TOSS: Let’s toss plywood or MDF smaller than 12″ x 12″. Why? Here’s my thought, most of the time when we use plywood it’s because we need material larger than a 1×12. If we need a piece of material smaller than 12″ we can just use a piece of 1×12 or smaller piece of 1x material.
SHOP TIP: How should we deal with the cutoffs we’re tossing? I keep a cutoff bin under my miter saw and immediately toss pieces too dangerous to cut in the bin. Wood that is large enough to save is set aside until the project is complete and then the scrap is sorted and stored.
Before You Toss
Create a Spacers Box
I keep a box of shims or spacers of various thickness material… 1/8″, 1/4″, 1/2″, 3/4″ etc. These shims or spacers help with proper spacing for my DIY projects.
For example, when I installed my garden gate, I wanted a 1/4″ gap between the gate and the fence post. I simply attached 1/4″ piece of MDF from my spacer box with painter’s tape.
The spacer allowed me to install the gate with the exact spacing I wanted.
I also used some of my spacers to offset the rails on this project.
Do you have a spacers box? If not, create one before tossing your scraps.
Scrap Wood for Cauls
I also keep some scrap wood on hand for use as clamping cauls. Have you ever had the impression of a clamp left on your project after clamping? Cauls protect the wood of your project. Cauls are inserted between the clamp and your project. Clamp impressions are left on the caul, not your project. Here I used cauls to protect the edges of the wood of this project while I was assembling it.
I like to keep longer pieces of scrap for use as cauls and I keep them in the corner of my shop.

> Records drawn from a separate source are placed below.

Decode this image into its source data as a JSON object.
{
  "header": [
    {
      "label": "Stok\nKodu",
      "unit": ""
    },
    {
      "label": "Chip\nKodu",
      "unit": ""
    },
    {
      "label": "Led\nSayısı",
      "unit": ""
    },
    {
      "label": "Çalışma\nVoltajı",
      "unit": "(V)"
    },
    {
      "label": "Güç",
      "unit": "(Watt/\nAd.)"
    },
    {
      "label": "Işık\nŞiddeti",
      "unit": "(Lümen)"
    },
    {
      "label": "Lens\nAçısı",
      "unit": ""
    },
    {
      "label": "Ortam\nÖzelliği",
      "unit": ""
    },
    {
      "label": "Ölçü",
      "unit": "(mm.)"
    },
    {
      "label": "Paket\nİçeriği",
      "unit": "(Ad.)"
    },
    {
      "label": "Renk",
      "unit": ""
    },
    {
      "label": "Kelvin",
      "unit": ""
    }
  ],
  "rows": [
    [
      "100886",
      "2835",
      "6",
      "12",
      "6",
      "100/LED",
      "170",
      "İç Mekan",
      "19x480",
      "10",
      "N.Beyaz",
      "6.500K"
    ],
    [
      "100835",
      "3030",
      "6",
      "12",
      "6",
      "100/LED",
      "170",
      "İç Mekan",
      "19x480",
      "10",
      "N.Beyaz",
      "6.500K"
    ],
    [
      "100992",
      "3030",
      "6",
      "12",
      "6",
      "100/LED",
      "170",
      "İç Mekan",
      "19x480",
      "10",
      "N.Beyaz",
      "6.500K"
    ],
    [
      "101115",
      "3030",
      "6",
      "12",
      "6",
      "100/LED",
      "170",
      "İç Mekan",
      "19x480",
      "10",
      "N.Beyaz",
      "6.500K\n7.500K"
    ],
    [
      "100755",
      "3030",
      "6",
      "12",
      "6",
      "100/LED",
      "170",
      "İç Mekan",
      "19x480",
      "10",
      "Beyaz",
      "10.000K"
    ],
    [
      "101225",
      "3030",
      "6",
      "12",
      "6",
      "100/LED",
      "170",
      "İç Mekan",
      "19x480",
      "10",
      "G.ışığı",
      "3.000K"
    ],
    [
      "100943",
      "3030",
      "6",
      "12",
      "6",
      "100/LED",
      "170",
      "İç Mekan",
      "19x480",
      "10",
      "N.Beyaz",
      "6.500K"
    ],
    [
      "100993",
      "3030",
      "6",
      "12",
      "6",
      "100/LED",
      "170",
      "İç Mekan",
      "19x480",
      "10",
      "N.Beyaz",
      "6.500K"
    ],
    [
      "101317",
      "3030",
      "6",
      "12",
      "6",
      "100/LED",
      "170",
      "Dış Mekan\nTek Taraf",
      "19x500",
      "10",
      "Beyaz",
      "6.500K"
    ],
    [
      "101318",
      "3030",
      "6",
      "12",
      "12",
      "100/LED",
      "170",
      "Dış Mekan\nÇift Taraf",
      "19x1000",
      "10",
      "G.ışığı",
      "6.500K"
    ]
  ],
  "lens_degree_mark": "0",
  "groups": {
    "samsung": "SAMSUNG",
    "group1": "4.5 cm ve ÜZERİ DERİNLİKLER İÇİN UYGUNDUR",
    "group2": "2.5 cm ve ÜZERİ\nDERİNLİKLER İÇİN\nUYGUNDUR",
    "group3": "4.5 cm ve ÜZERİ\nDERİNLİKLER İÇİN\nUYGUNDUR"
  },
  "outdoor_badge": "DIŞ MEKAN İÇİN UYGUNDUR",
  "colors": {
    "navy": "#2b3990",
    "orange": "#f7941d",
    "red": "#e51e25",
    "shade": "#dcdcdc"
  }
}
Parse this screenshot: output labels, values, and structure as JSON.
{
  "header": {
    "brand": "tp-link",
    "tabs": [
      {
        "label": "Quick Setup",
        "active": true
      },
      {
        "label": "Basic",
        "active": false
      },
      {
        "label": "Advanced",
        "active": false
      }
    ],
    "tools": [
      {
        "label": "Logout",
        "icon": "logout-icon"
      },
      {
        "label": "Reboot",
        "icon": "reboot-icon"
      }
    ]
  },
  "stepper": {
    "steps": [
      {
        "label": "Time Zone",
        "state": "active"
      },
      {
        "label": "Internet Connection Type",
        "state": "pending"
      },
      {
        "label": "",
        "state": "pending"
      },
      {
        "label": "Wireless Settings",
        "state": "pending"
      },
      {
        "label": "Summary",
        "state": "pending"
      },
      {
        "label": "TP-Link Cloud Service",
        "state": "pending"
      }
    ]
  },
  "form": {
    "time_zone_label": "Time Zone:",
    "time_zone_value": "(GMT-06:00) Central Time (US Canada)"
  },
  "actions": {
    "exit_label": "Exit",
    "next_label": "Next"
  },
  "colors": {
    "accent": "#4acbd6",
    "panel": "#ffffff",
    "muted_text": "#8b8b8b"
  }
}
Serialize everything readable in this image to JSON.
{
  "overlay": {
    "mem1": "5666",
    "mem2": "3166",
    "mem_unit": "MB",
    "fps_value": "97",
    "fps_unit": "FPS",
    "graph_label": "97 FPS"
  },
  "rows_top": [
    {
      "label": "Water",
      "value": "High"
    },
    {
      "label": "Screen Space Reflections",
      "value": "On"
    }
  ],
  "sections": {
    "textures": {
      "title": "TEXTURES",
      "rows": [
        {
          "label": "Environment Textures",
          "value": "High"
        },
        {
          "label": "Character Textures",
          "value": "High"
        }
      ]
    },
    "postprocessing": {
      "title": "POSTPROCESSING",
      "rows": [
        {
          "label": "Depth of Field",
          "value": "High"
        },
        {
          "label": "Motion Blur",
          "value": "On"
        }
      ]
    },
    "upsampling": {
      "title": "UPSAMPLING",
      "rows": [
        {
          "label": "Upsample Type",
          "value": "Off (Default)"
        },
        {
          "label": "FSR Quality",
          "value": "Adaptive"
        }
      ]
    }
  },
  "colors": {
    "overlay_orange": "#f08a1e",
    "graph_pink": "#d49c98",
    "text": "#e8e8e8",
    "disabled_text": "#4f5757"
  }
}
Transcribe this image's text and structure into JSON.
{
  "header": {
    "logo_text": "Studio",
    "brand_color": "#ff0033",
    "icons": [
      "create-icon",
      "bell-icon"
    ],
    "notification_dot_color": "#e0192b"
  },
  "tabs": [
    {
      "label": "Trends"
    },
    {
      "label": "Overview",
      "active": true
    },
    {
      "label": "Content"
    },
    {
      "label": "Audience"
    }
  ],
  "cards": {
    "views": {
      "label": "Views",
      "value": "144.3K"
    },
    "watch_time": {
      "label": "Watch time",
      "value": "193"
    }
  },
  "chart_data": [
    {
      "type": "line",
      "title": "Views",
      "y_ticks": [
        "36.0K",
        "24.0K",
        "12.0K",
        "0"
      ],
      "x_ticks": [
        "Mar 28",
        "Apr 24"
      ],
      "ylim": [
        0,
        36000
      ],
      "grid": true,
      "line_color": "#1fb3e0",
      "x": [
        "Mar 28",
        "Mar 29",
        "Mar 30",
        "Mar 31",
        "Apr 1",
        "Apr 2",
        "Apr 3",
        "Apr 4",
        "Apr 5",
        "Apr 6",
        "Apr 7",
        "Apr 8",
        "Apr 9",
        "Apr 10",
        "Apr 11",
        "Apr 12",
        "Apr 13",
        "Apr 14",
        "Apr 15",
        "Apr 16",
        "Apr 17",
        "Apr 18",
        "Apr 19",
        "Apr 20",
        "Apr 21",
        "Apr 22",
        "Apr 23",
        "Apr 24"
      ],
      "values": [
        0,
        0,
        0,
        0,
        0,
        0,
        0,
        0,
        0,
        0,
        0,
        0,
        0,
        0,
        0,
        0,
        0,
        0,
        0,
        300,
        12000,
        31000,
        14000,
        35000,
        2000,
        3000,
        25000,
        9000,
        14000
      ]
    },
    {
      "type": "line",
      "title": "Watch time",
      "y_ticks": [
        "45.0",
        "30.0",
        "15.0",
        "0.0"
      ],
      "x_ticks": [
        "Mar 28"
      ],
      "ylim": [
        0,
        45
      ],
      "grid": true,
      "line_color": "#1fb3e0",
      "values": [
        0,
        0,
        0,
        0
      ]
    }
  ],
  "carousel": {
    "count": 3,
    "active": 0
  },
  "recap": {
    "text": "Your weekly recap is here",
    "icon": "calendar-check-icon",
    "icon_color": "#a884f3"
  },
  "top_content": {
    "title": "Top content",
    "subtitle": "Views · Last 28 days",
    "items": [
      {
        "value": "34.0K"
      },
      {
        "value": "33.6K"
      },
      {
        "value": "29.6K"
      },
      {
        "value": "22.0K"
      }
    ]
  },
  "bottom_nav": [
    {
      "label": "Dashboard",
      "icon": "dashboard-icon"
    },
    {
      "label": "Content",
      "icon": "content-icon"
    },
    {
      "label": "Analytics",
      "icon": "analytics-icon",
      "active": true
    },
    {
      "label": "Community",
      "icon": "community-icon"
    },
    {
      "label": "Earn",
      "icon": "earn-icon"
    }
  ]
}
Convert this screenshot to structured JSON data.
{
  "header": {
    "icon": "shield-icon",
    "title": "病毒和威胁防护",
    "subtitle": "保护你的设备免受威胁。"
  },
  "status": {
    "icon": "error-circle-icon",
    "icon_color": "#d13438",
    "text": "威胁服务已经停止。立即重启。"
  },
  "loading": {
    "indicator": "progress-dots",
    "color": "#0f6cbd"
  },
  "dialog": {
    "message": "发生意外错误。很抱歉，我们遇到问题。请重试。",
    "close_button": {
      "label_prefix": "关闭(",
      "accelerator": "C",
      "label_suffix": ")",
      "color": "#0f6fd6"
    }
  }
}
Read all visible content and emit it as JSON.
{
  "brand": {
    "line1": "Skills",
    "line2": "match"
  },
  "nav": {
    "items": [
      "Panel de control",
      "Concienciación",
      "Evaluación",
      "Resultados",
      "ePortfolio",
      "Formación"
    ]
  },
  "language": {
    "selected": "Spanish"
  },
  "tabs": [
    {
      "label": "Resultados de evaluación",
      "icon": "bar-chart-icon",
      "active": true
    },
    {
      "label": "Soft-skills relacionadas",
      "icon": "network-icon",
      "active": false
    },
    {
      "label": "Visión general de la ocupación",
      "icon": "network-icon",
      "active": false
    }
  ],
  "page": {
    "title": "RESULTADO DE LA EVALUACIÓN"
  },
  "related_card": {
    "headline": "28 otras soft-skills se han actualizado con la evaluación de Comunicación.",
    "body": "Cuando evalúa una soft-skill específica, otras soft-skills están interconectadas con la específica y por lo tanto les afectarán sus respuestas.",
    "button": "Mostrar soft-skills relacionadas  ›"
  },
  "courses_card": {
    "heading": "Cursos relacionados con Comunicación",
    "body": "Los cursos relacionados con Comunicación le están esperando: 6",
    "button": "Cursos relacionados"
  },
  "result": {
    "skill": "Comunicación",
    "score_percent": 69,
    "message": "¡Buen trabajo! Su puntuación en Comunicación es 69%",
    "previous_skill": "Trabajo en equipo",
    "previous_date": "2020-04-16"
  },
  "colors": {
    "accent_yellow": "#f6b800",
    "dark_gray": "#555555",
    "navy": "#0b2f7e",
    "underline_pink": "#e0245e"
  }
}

It’s not the best way to store them, but it works for me. If you don’t have any, start saving some scrap wood for clamping cauls and save the finish of your project.
One last thing before you toss the wood in the trash… can you burn it? I keep pine, cherry and hardwoods like oak to burn in my fire pit. I don’t burn scraps like pressure treated lumber, MDF and plywood because they are loaded with chemicals. Who wants to breathe in chemicals?!
Right now I have one cutoff bin under my miter saw and have to sort the wood when the bin gets full. Ideally I should have two cutoff bins. One bin for scraps to burn and one bin for cutoffs to go in the trash. Hmmm… I think I have a new project!
Scrap Wood Projects
Want some clever ways to use up some scrap? Want to make FREE projects? Then make some projects entirely using scrap wood! Below are three of my favorite scrap wood projects, but check out all of my scrap wood projects here.
The first project posted on Saws on Skates was a scrap wood project… scrap wood candle holders!
This tablet holder was made entirely with scrap wood and makes a great gift.
Can you believe this dog treats fire hydrant container was made entirely with scrap wood?!
These thoughts about dealing with scrap wood are only meant to be used as guidelines. I would never tell you to go through you shop and throw out scraps you know you will use. But I hope these guidelines will help you make decisions about scrap wood, keep your shop organized and safe.
How do you deal with scrap wood in your shop? How do you store your scrap wood? I’d love to hear you thoughts. Please share your ideas in the comments.